- B. Puschner, R. H. Poppenga, L. J. Lowenstine, M. S. Filigenzi, and P. A. Pesavento, “Assessment of melamine and cyanuric acid toxicity in cats,” Journal of Veterinary Diagnostic Investigation, vol. 19, no. 6, pp. 616–624, 2007.
- R. Reimschuessel, C. M. Gieseker, R. A. Miller et al., “Evaluation of the renal effects of experimental feeding of melamine and cyanuric acid to fish and pigs,” American Journal of Veterinary Research, vol. 69, no. 9, pp. 1217–1228, 2008.
- W. H. Tolleson, “Renal toxicity of pet foods contaminated with melamine and related compounds,” in Intentional and Unintentional Contaminants in Food and Feed, pp. 57–77, American Chemical Society, Washington, DC, USA, 2009.
- Z. Wang, D. Chen, X. Gao, and Z. Song, “Subpicogram determination of melamine in milk products using a luminol-myoglobin chemiluminescence system,” Journal of Agricultural and Food Chemistry, vol. 57, no. 9, pp. 3464–3469, 2009.

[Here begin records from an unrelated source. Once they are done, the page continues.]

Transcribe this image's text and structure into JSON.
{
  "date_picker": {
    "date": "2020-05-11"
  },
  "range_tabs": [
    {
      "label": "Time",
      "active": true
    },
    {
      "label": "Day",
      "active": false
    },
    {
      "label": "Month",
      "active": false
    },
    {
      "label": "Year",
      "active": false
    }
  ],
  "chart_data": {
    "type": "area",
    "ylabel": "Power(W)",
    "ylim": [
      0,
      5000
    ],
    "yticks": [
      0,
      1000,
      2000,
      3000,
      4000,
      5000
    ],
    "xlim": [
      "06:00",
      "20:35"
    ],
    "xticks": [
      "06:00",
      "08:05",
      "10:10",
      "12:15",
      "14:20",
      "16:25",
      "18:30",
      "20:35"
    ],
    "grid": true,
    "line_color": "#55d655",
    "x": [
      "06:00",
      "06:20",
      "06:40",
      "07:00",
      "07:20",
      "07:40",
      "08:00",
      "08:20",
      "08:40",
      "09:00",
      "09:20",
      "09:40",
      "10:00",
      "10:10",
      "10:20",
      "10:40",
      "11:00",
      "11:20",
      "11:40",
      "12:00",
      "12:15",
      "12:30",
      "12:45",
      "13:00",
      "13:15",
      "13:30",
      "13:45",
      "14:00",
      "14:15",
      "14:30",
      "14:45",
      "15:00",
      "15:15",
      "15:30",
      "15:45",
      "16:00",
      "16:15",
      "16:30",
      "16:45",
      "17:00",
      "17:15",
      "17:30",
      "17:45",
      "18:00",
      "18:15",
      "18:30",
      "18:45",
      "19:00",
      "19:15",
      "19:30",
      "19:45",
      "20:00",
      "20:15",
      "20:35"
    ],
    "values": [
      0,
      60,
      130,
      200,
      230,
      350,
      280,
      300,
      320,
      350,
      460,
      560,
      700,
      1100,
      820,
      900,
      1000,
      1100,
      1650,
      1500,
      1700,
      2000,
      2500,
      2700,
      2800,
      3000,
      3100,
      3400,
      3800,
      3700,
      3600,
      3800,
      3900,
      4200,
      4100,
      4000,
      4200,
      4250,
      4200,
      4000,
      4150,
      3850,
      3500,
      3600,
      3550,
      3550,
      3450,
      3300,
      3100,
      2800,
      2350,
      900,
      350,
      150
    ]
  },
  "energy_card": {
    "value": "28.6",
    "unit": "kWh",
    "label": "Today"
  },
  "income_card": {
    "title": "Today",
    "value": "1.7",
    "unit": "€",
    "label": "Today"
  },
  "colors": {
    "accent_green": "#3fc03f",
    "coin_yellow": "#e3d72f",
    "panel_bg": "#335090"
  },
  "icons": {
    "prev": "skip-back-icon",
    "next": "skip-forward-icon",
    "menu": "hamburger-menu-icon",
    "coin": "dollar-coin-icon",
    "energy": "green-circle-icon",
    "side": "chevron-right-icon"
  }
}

- J. Keesey, Biochemica Information, Boehringer Mannheim, Indianapolis, Ind, USA, 1st edition, 1987.
- J. S. Shindler, R. E. Childs, and W. G. Bardsley, “Peroxidase from human cervical mucus—isolation and characterisation,” European Journal of Biochemistry, vol. 65, no. 2, pp. 325–331, 1976.
- K. D. Kussendrager and A. C. M. van Hooijdonk, “Lactoperoxidase: physico-chemical properties, occurrence, mechanism of action and applications,” British Journal of Nutrition, vol. 84, supplement 1, pp. S19–S25, 2000.
- J. Paquette and B. L. Ford, “Iodine chemistry in the +1 oxidation-state. 1. The electronic-spectra of OI-, HOI, and H2OI,” Canadian Journal of Chemistry-Revue Canadienne de Chimie, vol. 63, no. 9, pp. 2444–2448, 1985.
- J. C. Wren, J. Paquette, S. Sunder, and B. L. Ford, “Iodine chemistry in the +1 oxidation-state. 2. A raman and UV-visible spectroscopic study of the disproportionation of hypoiodite in basic solutions,” Canadian Journal of Chemistry-Revue Canadienne de Chimie, vol. 64, no. 12, pp. 2284–2296, 1986.
- A. L. Tsai and R. J. Kulmacz, “Prostaglandin H synthase: resolved and unresolved mechanistic issues,” Archives of Biochemistry and Biophysics, vol. 493, no. 1, pp. 103–124, 2010.
- X. Lv, J. Wang, L. Wu, J. Qiu, J. Li, Z. Wu, et al., “Tissue deposition and residue depletion in lambs exposed to melamine and cyanuric acid-contaminated diets,” Journal of Agricultural and Food Chemistry, vol. 58, no. 2, pp. 943–948, 2010.